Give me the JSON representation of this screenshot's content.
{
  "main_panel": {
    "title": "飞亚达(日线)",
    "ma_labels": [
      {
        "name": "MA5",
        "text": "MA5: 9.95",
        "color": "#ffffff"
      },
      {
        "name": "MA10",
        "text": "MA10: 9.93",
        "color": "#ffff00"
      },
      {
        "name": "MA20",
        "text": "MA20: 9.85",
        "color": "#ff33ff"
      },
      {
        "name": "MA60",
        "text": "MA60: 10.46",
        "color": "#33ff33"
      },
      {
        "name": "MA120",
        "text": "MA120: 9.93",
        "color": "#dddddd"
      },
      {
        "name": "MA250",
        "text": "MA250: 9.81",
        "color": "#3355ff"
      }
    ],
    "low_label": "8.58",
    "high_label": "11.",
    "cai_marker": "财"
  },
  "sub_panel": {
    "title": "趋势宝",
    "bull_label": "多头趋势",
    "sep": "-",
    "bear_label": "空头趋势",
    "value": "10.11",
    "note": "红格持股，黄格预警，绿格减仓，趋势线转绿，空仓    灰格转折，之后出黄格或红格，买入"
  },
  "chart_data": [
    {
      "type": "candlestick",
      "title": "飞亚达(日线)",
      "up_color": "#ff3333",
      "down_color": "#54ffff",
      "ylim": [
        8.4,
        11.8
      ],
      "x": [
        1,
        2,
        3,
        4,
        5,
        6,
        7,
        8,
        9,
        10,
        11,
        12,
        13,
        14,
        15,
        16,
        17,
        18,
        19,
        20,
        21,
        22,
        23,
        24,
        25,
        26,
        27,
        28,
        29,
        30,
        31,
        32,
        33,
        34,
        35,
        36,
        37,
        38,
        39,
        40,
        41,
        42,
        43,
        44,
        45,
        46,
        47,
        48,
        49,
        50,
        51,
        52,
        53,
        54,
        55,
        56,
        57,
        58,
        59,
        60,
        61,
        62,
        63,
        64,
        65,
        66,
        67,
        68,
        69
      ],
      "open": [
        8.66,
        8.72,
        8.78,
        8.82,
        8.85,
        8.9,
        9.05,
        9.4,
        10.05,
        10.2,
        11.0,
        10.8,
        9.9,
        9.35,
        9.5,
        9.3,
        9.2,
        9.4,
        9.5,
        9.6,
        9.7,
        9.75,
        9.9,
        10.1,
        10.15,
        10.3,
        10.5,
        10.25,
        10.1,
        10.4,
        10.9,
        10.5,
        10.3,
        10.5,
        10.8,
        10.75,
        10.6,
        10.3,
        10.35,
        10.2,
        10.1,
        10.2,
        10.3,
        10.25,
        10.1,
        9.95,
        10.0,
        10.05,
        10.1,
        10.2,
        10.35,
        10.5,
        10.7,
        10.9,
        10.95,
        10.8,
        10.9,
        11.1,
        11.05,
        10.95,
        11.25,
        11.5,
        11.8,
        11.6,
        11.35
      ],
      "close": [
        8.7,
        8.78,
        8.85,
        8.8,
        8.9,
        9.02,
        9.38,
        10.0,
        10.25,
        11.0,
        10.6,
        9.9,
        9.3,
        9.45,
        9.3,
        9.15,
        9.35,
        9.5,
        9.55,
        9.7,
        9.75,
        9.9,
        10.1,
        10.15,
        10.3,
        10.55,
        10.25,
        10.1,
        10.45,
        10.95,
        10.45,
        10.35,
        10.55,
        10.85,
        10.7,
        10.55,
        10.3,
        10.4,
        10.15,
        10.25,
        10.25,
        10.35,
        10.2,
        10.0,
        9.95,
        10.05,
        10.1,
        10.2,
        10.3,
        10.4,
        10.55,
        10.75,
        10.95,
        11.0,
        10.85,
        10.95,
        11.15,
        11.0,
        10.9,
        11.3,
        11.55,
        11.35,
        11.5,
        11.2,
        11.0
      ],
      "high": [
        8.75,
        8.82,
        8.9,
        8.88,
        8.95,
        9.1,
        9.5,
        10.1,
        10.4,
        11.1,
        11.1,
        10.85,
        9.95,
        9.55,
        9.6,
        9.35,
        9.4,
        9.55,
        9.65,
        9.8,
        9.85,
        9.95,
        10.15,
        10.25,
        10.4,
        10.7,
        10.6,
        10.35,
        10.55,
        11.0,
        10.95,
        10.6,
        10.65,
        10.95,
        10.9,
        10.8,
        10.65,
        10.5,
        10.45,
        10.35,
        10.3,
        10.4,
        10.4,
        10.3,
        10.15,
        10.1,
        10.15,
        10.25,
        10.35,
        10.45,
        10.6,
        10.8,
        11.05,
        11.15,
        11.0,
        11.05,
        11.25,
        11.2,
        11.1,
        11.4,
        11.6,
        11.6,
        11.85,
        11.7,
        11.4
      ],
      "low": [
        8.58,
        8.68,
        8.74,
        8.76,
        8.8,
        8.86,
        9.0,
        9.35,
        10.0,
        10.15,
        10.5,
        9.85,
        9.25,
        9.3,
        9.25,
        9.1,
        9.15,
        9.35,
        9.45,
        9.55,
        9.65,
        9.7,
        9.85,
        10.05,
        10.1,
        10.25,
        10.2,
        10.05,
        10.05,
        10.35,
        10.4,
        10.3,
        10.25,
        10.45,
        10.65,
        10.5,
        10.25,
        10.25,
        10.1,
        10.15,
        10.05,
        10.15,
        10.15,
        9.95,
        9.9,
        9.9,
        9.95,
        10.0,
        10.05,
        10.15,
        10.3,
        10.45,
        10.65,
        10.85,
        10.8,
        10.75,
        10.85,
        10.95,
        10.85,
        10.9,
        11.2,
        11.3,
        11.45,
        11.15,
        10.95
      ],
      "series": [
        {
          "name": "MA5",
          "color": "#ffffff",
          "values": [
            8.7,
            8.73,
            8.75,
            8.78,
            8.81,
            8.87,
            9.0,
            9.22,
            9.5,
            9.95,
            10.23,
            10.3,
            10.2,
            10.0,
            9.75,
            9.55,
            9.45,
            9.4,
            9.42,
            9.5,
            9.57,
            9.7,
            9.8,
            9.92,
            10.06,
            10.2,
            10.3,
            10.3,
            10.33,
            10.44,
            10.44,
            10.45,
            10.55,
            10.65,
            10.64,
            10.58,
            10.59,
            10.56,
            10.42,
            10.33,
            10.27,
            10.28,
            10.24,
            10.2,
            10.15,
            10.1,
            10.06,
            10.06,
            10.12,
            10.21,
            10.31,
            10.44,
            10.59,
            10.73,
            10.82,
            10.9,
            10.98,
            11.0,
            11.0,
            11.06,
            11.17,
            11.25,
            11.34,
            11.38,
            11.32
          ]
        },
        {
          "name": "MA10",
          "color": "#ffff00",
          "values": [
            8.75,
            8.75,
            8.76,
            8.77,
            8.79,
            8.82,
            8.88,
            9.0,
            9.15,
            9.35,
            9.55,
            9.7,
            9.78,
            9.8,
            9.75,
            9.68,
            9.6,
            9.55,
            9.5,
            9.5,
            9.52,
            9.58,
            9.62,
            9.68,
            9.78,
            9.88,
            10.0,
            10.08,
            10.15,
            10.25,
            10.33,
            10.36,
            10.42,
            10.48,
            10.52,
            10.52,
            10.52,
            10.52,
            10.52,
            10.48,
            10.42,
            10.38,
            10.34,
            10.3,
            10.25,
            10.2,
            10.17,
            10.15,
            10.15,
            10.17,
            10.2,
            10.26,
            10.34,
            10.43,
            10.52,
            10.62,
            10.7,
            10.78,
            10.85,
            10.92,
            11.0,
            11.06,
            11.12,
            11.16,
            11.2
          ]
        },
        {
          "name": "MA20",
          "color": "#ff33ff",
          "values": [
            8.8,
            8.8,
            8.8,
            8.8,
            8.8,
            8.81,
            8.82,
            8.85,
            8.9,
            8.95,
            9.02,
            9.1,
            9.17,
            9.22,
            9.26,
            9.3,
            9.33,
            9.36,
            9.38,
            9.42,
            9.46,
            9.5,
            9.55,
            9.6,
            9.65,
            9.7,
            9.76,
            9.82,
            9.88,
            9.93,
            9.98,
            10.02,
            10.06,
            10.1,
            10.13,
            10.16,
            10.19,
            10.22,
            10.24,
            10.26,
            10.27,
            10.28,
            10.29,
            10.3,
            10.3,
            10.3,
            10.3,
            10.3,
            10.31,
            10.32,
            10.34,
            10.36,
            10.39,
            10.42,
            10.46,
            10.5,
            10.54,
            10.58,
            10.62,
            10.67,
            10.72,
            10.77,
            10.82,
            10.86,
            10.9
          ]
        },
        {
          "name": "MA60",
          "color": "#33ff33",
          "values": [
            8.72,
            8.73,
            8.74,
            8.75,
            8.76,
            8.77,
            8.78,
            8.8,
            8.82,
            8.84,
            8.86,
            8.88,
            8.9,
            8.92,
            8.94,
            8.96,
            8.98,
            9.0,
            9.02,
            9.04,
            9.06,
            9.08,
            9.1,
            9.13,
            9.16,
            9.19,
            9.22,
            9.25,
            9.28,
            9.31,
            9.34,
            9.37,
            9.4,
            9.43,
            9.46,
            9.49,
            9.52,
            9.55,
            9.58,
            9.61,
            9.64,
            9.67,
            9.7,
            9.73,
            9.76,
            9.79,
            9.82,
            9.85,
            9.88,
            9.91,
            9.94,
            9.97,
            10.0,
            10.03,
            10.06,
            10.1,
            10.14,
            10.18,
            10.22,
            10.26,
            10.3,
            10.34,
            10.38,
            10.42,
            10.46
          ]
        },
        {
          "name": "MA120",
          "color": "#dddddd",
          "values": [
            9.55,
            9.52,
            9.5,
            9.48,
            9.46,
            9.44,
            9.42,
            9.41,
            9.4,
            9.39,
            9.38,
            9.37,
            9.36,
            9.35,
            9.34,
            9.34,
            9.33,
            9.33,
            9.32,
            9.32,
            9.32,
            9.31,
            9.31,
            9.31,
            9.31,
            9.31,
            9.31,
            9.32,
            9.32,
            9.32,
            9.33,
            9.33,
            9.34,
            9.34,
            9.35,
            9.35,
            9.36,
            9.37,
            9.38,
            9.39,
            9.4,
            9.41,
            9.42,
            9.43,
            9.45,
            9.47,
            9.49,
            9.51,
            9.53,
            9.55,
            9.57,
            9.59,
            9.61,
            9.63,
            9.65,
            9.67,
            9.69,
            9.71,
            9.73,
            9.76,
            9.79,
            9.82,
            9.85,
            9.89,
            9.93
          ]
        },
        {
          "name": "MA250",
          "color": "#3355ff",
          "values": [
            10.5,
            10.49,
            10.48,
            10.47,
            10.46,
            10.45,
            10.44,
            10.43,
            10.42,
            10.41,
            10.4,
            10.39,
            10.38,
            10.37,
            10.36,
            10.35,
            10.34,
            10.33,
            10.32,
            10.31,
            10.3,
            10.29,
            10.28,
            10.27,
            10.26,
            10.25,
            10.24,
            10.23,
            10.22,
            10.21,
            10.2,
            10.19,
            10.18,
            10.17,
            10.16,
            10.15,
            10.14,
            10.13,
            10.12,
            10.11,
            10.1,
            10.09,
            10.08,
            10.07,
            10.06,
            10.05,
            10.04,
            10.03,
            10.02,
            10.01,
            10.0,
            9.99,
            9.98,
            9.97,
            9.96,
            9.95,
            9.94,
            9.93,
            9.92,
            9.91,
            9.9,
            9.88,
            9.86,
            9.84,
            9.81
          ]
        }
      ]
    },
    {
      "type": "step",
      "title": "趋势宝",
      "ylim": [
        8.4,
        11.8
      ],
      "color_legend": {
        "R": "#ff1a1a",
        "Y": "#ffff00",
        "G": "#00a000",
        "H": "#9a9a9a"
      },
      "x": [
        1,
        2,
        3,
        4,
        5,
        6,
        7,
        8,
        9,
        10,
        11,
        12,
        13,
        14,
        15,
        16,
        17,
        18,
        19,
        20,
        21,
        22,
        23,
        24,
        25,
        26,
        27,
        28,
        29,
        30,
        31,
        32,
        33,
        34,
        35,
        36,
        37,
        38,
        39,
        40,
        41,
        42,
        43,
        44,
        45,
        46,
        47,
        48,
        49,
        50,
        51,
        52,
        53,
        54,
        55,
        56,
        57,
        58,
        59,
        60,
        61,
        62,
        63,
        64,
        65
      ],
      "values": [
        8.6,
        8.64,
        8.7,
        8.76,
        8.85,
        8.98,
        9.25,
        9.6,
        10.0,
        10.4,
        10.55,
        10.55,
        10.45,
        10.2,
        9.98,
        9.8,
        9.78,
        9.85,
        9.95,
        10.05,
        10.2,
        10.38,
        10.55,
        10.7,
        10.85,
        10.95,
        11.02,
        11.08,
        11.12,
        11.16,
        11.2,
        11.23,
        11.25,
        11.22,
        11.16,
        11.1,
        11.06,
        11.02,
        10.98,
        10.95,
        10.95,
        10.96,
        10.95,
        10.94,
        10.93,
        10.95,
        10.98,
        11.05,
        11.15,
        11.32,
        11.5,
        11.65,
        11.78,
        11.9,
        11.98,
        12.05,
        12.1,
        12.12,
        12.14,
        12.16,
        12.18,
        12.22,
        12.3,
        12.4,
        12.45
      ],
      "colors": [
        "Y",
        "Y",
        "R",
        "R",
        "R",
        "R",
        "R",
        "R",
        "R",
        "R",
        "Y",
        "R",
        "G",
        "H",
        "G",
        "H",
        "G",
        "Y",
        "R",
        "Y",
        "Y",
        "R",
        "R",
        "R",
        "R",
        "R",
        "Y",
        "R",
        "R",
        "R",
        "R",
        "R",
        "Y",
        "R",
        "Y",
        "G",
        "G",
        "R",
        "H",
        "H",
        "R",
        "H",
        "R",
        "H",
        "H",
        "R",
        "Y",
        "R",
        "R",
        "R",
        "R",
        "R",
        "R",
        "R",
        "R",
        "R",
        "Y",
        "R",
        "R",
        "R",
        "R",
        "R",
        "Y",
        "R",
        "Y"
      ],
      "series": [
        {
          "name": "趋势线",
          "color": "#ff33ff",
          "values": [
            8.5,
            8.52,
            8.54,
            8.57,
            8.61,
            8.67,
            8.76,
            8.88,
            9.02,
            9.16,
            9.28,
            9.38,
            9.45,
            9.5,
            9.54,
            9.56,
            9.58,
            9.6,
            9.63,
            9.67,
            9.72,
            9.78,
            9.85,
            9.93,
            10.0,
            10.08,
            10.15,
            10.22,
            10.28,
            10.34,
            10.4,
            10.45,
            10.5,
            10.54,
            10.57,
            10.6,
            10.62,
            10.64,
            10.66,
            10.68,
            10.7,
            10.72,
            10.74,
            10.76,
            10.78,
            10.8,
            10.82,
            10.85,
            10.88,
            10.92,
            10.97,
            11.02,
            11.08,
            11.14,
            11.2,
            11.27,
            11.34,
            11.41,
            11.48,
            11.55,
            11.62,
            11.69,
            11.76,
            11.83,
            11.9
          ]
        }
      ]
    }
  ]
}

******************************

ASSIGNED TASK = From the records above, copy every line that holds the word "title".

YOUR RESPONSE =
    "title": "飞亚达(日线)",
    "title": "趋势宝",
      "title": "飞亚达(日线)",
      "title": "趋势宝",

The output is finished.